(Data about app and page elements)
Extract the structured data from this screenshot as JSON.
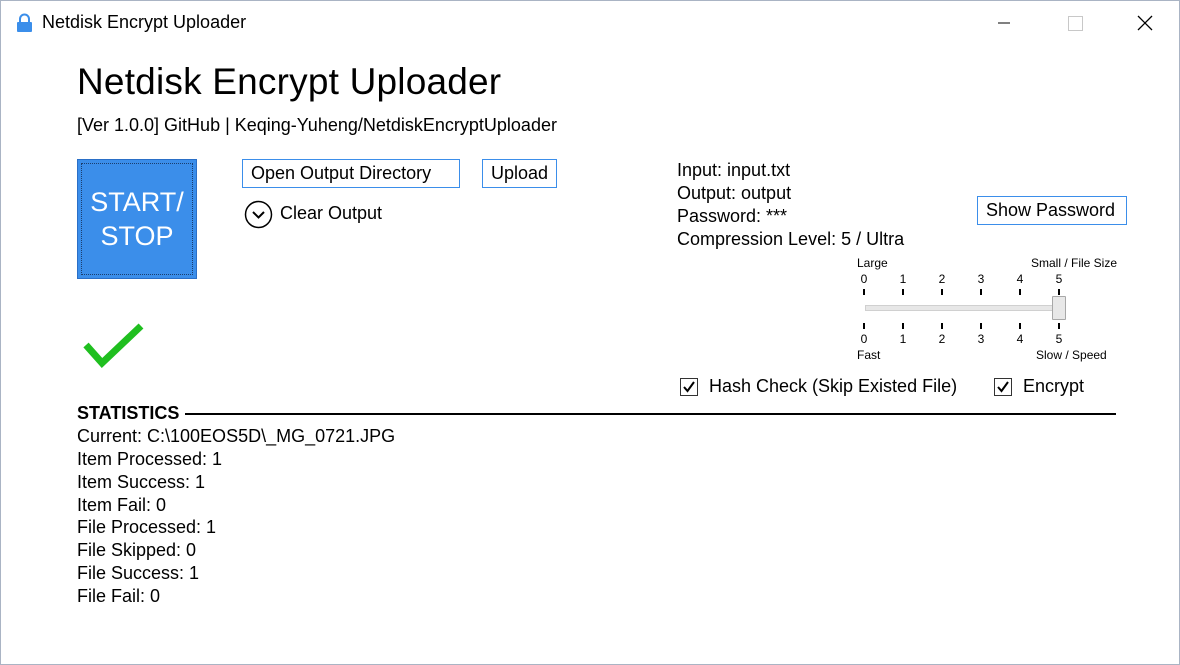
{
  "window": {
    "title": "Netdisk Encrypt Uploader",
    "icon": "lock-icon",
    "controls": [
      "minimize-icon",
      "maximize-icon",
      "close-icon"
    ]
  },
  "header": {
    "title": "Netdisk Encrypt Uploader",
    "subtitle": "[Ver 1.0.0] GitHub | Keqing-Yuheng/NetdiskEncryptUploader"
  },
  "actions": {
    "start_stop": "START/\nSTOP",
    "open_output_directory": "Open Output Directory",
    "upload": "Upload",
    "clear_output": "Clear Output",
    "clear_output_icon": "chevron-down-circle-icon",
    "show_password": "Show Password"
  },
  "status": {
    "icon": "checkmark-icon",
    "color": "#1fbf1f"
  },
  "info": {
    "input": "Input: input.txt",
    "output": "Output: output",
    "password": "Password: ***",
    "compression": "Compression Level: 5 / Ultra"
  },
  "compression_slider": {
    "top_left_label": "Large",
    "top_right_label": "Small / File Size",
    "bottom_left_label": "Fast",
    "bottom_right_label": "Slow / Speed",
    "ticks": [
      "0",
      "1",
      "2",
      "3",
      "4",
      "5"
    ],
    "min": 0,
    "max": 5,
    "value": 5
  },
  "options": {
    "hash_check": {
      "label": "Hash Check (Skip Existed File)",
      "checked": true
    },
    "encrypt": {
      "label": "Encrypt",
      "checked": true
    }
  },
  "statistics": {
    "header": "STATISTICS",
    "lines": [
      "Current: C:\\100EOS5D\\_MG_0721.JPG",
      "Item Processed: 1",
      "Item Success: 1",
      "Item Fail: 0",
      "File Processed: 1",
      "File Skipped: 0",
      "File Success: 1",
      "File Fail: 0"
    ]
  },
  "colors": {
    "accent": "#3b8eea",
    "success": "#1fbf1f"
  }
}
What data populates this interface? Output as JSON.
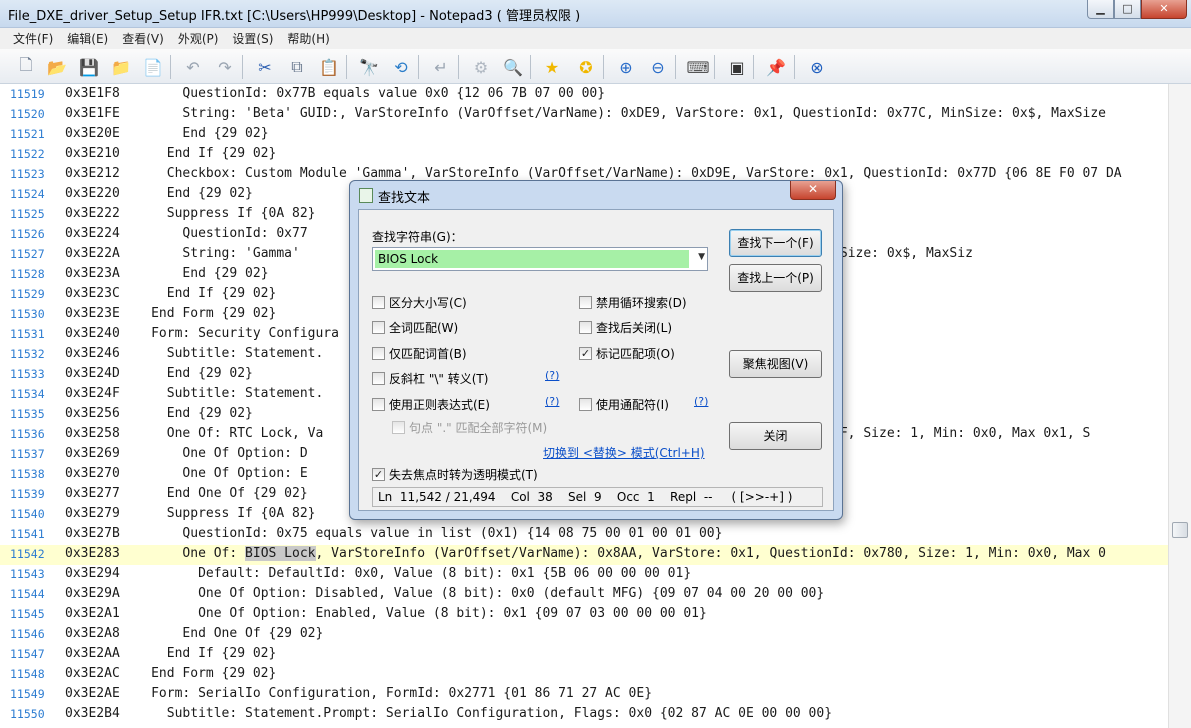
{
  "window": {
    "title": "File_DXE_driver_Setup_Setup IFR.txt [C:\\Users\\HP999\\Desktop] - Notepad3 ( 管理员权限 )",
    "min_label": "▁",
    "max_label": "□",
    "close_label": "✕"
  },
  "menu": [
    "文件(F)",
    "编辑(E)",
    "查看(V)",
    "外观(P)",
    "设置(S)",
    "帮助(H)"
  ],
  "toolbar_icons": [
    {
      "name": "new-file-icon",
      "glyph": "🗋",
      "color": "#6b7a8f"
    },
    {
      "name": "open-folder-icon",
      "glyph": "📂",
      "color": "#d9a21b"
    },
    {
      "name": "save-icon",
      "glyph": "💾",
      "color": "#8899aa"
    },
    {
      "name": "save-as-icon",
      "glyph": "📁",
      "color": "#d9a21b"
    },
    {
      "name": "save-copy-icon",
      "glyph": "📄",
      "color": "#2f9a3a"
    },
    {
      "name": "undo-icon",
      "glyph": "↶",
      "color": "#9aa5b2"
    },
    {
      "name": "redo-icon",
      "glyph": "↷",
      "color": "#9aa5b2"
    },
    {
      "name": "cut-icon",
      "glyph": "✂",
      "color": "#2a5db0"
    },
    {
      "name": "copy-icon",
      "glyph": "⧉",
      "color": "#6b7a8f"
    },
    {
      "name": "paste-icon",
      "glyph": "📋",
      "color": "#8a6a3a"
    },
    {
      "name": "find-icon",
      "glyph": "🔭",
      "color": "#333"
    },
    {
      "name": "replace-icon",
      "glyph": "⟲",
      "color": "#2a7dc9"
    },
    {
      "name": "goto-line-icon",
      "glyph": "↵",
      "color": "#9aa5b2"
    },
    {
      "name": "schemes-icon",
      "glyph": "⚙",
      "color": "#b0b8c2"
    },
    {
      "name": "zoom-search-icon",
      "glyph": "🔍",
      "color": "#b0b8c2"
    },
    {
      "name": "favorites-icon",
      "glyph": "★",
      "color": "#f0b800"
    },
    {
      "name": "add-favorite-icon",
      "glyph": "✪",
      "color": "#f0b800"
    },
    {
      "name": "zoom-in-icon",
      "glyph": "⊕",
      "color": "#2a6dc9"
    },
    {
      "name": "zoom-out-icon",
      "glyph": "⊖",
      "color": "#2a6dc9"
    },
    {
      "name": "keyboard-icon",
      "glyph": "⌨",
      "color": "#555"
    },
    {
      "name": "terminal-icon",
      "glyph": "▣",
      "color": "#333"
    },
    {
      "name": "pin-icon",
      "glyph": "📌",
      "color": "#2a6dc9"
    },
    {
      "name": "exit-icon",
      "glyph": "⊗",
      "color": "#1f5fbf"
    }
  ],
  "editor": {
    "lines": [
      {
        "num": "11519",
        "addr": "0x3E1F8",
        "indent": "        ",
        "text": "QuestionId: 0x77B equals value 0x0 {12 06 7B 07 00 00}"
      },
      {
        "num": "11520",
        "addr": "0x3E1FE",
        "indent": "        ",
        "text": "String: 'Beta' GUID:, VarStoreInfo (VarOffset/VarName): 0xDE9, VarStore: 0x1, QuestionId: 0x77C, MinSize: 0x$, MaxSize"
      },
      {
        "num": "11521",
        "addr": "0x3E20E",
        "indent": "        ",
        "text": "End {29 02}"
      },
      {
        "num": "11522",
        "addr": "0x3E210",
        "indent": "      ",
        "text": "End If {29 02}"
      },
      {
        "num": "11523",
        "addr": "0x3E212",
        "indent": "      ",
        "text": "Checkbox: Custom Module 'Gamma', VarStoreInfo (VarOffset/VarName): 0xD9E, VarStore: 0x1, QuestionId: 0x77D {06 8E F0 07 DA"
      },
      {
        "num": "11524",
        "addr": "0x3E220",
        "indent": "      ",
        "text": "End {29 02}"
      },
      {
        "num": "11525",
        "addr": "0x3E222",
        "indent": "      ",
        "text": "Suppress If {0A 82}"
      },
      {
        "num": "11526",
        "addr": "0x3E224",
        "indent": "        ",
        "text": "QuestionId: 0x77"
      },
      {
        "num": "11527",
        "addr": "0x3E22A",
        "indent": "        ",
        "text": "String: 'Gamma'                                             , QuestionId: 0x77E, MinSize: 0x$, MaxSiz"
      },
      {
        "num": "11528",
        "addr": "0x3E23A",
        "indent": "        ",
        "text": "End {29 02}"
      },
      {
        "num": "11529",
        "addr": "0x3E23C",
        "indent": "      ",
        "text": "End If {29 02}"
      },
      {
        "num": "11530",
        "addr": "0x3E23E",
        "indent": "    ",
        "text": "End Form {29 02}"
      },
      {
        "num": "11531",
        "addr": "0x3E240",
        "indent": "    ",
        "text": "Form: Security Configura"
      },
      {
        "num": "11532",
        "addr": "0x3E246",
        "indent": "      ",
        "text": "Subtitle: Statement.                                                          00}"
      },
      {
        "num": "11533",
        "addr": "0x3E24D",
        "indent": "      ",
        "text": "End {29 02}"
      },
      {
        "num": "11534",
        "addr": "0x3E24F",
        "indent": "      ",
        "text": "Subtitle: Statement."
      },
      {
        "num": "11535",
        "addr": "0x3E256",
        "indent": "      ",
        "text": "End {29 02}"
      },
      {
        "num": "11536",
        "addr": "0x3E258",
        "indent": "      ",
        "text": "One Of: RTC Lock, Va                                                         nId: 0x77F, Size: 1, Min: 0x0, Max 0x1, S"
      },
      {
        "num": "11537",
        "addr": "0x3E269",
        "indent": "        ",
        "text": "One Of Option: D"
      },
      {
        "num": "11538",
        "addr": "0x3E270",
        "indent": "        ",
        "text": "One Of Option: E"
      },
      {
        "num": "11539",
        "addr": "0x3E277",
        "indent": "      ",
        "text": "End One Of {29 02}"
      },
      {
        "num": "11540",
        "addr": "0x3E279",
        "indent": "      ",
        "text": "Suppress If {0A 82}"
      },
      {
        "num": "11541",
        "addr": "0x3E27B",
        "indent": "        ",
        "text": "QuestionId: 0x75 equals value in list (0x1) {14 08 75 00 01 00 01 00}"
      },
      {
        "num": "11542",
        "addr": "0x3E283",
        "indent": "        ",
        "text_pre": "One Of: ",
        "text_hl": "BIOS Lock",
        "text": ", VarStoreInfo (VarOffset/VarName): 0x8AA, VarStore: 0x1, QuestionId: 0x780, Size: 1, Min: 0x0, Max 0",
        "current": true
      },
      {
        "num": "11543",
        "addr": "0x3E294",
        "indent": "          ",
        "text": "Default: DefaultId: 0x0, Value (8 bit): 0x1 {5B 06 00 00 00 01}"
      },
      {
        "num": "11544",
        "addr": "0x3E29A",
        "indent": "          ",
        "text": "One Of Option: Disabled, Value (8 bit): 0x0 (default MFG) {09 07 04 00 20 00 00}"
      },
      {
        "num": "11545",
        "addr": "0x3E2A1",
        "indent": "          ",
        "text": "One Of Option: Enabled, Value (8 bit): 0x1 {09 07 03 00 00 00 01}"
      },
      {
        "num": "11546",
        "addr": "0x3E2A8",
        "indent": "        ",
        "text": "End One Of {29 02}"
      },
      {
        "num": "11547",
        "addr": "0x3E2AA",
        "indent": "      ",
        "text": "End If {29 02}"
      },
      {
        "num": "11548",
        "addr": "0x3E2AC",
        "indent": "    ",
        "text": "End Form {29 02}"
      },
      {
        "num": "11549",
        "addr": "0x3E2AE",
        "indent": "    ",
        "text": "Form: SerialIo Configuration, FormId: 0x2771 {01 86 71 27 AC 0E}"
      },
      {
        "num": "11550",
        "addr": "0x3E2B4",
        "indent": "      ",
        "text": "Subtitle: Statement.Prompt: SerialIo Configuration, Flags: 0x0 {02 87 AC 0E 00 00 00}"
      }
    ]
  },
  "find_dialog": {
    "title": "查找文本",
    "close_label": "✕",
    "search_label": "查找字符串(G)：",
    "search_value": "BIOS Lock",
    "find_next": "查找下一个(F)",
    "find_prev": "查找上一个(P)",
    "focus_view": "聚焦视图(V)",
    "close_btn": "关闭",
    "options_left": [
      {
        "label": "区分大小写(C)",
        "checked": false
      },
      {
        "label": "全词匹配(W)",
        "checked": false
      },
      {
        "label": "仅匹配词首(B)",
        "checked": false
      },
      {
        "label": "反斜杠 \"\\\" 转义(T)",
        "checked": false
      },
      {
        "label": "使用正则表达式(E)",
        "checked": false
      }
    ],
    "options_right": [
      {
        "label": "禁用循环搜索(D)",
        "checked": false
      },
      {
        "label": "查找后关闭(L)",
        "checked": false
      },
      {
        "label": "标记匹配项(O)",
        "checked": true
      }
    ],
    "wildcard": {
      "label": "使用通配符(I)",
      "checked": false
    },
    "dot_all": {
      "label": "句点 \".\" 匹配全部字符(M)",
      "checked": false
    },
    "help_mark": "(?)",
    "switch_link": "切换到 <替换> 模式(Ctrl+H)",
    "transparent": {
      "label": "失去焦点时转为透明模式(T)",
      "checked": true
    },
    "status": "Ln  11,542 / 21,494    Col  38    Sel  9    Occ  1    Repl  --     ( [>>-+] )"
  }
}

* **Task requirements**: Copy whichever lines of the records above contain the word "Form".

* **Result of this exercise**:
        "text": "End Form {29 02}"
        "text": "Form: Security Configura"
        "text": "End Form {29 02}"
        "text": "Form: SerialIo Configuration, FormId: 0x2771 {01 86 71 27 AC 0E}"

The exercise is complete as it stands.